> Directions for this task
A complete, exact copy of the records is needed here.

Data about app and page elements
..............................

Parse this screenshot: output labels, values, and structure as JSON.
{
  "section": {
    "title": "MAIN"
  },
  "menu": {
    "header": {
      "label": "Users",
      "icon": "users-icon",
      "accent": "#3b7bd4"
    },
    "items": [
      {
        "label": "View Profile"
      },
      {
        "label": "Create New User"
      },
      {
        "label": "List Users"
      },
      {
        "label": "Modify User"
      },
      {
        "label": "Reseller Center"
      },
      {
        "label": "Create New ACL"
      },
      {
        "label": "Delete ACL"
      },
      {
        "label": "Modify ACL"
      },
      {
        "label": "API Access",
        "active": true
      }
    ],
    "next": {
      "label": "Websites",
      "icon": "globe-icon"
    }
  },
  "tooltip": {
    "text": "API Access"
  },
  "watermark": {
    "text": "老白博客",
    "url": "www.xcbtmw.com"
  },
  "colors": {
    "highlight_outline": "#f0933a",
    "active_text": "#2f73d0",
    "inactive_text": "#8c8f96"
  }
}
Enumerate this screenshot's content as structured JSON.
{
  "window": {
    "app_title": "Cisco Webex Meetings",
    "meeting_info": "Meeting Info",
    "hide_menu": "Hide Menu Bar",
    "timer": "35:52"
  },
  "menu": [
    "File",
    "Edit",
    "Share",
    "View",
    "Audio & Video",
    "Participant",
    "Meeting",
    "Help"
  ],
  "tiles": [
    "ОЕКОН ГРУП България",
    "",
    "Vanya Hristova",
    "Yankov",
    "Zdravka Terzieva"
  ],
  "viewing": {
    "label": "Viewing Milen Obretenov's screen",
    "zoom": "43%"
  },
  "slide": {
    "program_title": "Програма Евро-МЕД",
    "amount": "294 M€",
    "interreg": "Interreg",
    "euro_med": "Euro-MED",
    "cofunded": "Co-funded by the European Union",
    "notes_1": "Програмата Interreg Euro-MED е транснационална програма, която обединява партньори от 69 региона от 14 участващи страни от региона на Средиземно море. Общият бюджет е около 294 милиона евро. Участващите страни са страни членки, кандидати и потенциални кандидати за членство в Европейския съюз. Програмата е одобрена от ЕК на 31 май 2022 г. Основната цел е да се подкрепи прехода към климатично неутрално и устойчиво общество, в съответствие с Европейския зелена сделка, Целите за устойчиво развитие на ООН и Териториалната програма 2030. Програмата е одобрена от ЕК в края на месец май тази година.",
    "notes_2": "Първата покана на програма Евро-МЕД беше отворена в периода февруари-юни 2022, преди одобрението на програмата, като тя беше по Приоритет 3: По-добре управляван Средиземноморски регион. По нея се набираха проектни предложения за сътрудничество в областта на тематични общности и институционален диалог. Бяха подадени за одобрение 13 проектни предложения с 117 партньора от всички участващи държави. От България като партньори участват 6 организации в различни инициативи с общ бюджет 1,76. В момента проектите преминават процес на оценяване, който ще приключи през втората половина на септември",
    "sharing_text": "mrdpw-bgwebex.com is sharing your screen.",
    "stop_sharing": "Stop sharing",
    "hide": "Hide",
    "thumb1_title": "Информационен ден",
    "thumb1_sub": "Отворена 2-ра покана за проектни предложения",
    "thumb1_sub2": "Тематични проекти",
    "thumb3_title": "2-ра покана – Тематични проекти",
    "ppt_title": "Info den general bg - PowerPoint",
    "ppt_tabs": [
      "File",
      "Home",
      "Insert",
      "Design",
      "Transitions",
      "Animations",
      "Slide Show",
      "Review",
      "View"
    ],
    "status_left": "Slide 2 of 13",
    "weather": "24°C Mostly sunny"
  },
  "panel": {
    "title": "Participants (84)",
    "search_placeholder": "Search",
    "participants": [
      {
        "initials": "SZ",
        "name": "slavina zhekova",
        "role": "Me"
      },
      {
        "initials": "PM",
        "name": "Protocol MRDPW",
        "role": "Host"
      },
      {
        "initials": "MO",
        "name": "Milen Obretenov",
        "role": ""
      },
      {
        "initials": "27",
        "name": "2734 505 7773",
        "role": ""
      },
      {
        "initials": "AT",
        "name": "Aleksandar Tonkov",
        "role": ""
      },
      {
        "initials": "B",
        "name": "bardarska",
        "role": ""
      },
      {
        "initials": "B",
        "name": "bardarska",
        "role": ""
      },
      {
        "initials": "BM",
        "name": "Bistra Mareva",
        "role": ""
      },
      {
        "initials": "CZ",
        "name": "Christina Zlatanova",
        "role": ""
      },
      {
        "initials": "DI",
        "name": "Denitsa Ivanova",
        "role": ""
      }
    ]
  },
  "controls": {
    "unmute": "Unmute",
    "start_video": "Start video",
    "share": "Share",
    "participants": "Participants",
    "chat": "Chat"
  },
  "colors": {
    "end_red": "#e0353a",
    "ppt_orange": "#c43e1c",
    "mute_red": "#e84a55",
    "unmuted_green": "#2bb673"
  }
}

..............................

> Result of the task
Parse this screenshot: output labels, values, and structure as JSON.
{
  "section": {
    "title": "MAIN"
  },
  "menu": {
    "header": {
      "label": "Users",
      "icon": "users-icon",
      "accent": "#3b7bd4"
    },
    "items": [
      {
        "label": "View Profile"
      },
      {
        "label": "Create New User"
      },
      {
        "label": "List Users"
      },
      {
        "label": "Modify User"
      },
      {
        "label": "Reseller Center"
      },
      {
        "label": "Create New ACL"
      },
      {
        "label": "Delete ACL"
      },
      {
        "label": "Modify ACL"
      },
      {
        "label": "API Access",
        "active": true
      }
    ],
    "next": {
      "label": "Websites",
      "icon": "globe-icon"
    }
  },
  "tooltip": {
    "text": "API Access"
  },
  "watermark": {
    "text": "老白博客",
    "url": "www.xcbtmw.com"
  },
  "colors": {
    "highlight_outline": "#f0933a",
    "active_text": "#2f73d0",
    "inactive_text": "#8c8f96"
  }
}
Enumerate this screenshot's content as structured JSON.
{
  "window": {
    "app_title": "Cisco Webex Meetings",
    "meeting_info": "Meeting Info",
    "hide_menu": "Hide Menu Bar",
    "timer": "35:52"
  },
  "menu": [
    "File",
    "Edit",
    "Share",
    "View",
    "Audio & Video",
    "Participant",
    "Meeting",
    "Help"
  ],
  "tiles": [
    "ОЕКОН ГРУП България",
    "",
    "Vanya Hristova",
    "Yankov",
    "Zdravka Terzieva"
  ],
  "viewing": {
    "label": "Viewing Milen Obretenov's screen",
    "zoom": "43%"
  },
  "slide": {
    "program_title": "Програма Евро-МЕД",
    "amount": "294 M€",
    "interreg": "Interreg",
    "euro_med": "Euro-MED",
    "cofunded": "Co-funded by the European Union",
    "notes_1": "Програмата Interreg Euro-MED е транснационална програма, която обединява партньори от 69 региона от 14 участващи страни от региона на Средиземно море. Общият бюджет е около 294 милиона евро. Участващите страни са страни членки, кандидати и потенциални кандидати за членство в Европейския съюз. Програмата е одобрена от ЕК на 31 май 2022 г. Основната цел е да се подкрепи прехода към климатично неутрално и устойчиво общество, в съответствие с Европейския зелена сделка, Целите за устойчиво развитие на ООН и Териториалната програма 2030. Програмата е одобрена от ЕК в края на месец май тази година.",
    "notes_2": "Първата покана на програма Евро-МЕД беше отворена в периода февруари-юни 2022, преди одобрението на програмата, като тя беше по Приоритет 3: По-добре управляван Средиземноморски регион. По нея се набираха проектни предложения за сътрудничество в областта на тематични общности и институционален диалог. Бяха подадени за одобрение 13 проектни предложения с 117 партньора от всички участващи държави. От България като партньори участват 6 организации в различни инициативи с общ бюджет 1,76. В момента проектите преминават процес на оценяване, който ще приключи през втората половина на септември",
    "sharing_text": "mrdpw-bgwebex.com is sharing your screen.",
    "stop_sharing": "Stop sharing",
    "hide": "Hide",
    "thumb1_title": "Информационен ден",
    "thumb1_sub": "Отворена 2-ра покана за проектни предложения",
    "thumb1_sub2": "Тематични проекти",
    "thumb3_title": "2-ра покана – Тематични проекти",
    "ppt_title": "Info den general bg - PowerPoint",
    "ppt_tabs": [
      "File",
      "Home",
      "Insert",
      "Design",
      "Transitions",
      "Animations",
      "Slide Show",
      "Review",
      "View"
    ],
    "status_left": "Slide 2 of 13",
    "weather": "24°C Mostly sunny"
  },
  "panel": {
    "title": "Participants (84)",
    "search_placeholder": "Search",
    "participants": [
      {
        "initials": "SZ",
        "name": "slavina zhekova",
        "role": "Me"
      },
      {
        "initials": "PM",
        "name": "Protocol MRDPW",
        "role": "Host"
      },
      {
        "initials": "MO",
        "name": "Milen Obretenov",
        "role": ""
      },
      {
        "initials": "27",
        "name": "2734 505 7773",
        "role": ""
      },
      {
        "initials": "AT",
        "name": "Aleksandar Tonkov",
        "role": ""
      },
      {
        "initials": "B",
        "name": "bardarska",
        "role": ""
      },
      {
        "initials": "B",
        "name": "bardarska",
        "role": ""
      },
      {
        "initials": "BM",
        "name": "Bistra Mareva",
        "role": ""
      },
      {
        "initials": "CZ",
        "name": "Christina Zlatanova",
        "role": ""
      },
      {
        "initials": "DI",
        "name": "Denitsa Ivanova",
        "role": ""
      }
    ]
  },
  "controls": {
    "unmute": "Unmute",
    "start_video": "Start video",
    "share": "Share",
    "participants": "Participants",
    "chat": "Chat"
  },
  "colors": {
    "end_red": "#e0353a",
    "ppt_orange": "#c43e1c",
    "mute_red": "#e84a55",
    "unmuted_green": "#2bb673"
  }
}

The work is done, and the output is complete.